Finally! A Victory for El Salvador’s 600,000 Indigenous People
Some ten years back, I was riding in a car with my parents and my aunt. They were all born and raised in El Salvador, and I wasn’t. My aunt said something that I’ll never forget — “parece Indio,” meaning “resembles Indian,” in reference to El Salvador’s indigenous people. It was just an expression that they all knew, so they just laughed it off.
I dwelled on that phrase. Should I be insulted? What‘s so bad about looking Indian? I knew that I looked Indian with my stereotypical dark and straight hair, dark eyes and year-round tan. My mom looked Indian also. My dad and aunt not so much; their mother was a natural blonde with blue eyes.
So, when I heard that El Salvador was amending its constitution to recognize its indigenous peoples, I was initially confused, then elated and eventually hopeful. Awareness and recognition are crucial first steps to perhaps improving a whole country.
El Salvador Recognizing its Indigenous People
According to Committee in Solidarity with the People of El Salvador (CISPES), on June 12, 2014, El Salvador had a “historic vote” about its national Constitution. Not only would Article 63 recognize that it is indeed made up of past and present indigenous peoples, but the nation would also recognize its “obligations to them.”
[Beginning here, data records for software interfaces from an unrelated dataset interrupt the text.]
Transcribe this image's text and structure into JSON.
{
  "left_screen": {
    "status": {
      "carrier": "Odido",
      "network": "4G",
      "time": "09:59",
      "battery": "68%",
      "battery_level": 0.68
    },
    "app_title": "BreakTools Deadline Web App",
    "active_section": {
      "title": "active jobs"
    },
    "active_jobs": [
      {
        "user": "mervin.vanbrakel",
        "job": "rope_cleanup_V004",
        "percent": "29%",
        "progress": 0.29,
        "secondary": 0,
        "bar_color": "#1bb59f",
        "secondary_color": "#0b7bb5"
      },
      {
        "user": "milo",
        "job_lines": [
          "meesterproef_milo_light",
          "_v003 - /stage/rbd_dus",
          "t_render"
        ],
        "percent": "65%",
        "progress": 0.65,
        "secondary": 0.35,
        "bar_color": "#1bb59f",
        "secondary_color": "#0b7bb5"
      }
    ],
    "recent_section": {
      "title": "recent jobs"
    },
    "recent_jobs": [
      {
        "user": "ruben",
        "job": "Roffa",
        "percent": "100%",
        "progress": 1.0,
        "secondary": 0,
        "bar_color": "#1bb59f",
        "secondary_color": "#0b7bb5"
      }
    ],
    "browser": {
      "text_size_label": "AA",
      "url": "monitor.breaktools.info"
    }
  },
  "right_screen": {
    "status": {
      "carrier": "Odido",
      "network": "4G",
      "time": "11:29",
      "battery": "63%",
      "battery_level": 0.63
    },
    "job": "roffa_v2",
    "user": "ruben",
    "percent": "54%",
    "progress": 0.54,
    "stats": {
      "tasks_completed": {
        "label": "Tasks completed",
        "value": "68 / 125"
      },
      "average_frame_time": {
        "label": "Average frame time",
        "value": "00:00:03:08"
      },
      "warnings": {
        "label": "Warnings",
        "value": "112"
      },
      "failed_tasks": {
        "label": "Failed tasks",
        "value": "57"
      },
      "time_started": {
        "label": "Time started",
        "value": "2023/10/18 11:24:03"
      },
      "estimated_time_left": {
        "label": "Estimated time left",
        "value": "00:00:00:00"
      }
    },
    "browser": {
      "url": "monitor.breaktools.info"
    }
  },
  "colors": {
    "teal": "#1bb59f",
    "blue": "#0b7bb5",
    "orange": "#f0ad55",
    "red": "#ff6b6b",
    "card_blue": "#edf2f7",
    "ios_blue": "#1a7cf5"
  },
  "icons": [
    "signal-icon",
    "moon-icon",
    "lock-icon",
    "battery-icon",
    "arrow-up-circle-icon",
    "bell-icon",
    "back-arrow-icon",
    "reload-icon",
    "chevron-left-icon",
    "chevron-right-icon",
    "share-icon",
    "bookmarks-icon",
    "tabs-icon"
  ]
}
The highest power in El Salvador also weighed in. According to CISPES, President Salvador Sánchez Cerén, a former guerrilla commander who was elected as president in March 2014, called the ratification of the constitution, “a historic debt that we have to our roots and to our identity.”
El Salvador‘s Present Indigenous Peoples
I’d disagree a bit with President Sánchez Cerén. While it is about a historic debt, it is also a very present debt because El Salvador has indigenous communities right now.
The Cacaopera, Chorotega, Lenca, Pipil and Xinca are a few of the groups that constitute El Salvador’s indigenous peoples. Minority Rights cites that “approximately 600,000 or 10 per cent of Salvadorian peoples are indigenous.”
Despite 600,000 people, a 2004 World Bank assessment called “indigenous invisibility” an “identity crisis” that even permeates family units. An identity crisis creates other crises: poverty, land, health and education. For example, according to Minority Rights, while 95 percent of mestizo, or mixed, Salvadorans own their own land, only 5 percent of Salvadoran indigenous people own their land. 60 percent share communal lands and the remaining 35 percent rent land.
Divide, Conquer and Disappear No More
I’m not naive and I know that change won’t happen overnight, but I hope that by becoming aware and recognizing El Salvador’s indigenous people, Salvadorans will also note and recognize the crises that tear them apart. I might be a rare phenomenon because I was born a world away, but I’ve always connected to my indigenous identity. I see it in my phenotype, and I feel it.
I’m not particularly special; I was just fortunate not to have the idea that Indian is bad drilled in my brain. As the Smithsonian Center for Folklife and Cultural Heritage explains, under the magical man-made process of mestizaje (or mixing of indigenous and mostly European people), “Indians” (indios) were renamed “peasants” (campesinos). The only thing that was left about being indigenous people was the “Bruto indio” legacy, which has the same ‘backward Indian’ connotation (which is what my aunt was alluding to that day).
Having indigenous people divided between other groups and among each other has its benefits. In the U.S., Jacqueline Keller at xoJane explains, “The hope was that we would all eventually have too little ‘blood’ to qualify for citizenship in our own nations and tribes would then disappear and no longer trouble U.S. with claims to the land.” The truth is: divided people are easier to conquer, easier to exploit and easier to make disappear.
Indigenous people have already proven the social, cultural and environmental powerhouses that they can be when they come together as communities and mobilize. Chile’s campesinos did it when they beat Monsanto Law and kept their seed sovereignty. El Salvador might need a similar strong identity and strong identity to beat America’s current “bullying” to use Monsanto’s seeds instead of their indigenous seeds. An indigenous identity might also help fight narco-deforestation, helpCentral America’s harpy eagle and a slew of other indigenous stewardship issues.
Personally, I’d like to see El Salvador redefine itself. I’ll take an indigenous legacy over the country’s violent and war-torn legacy that killed 70,000 Salvadorans during it’s 12-year Civil War.
Photo Credit: Adalberto H. Vega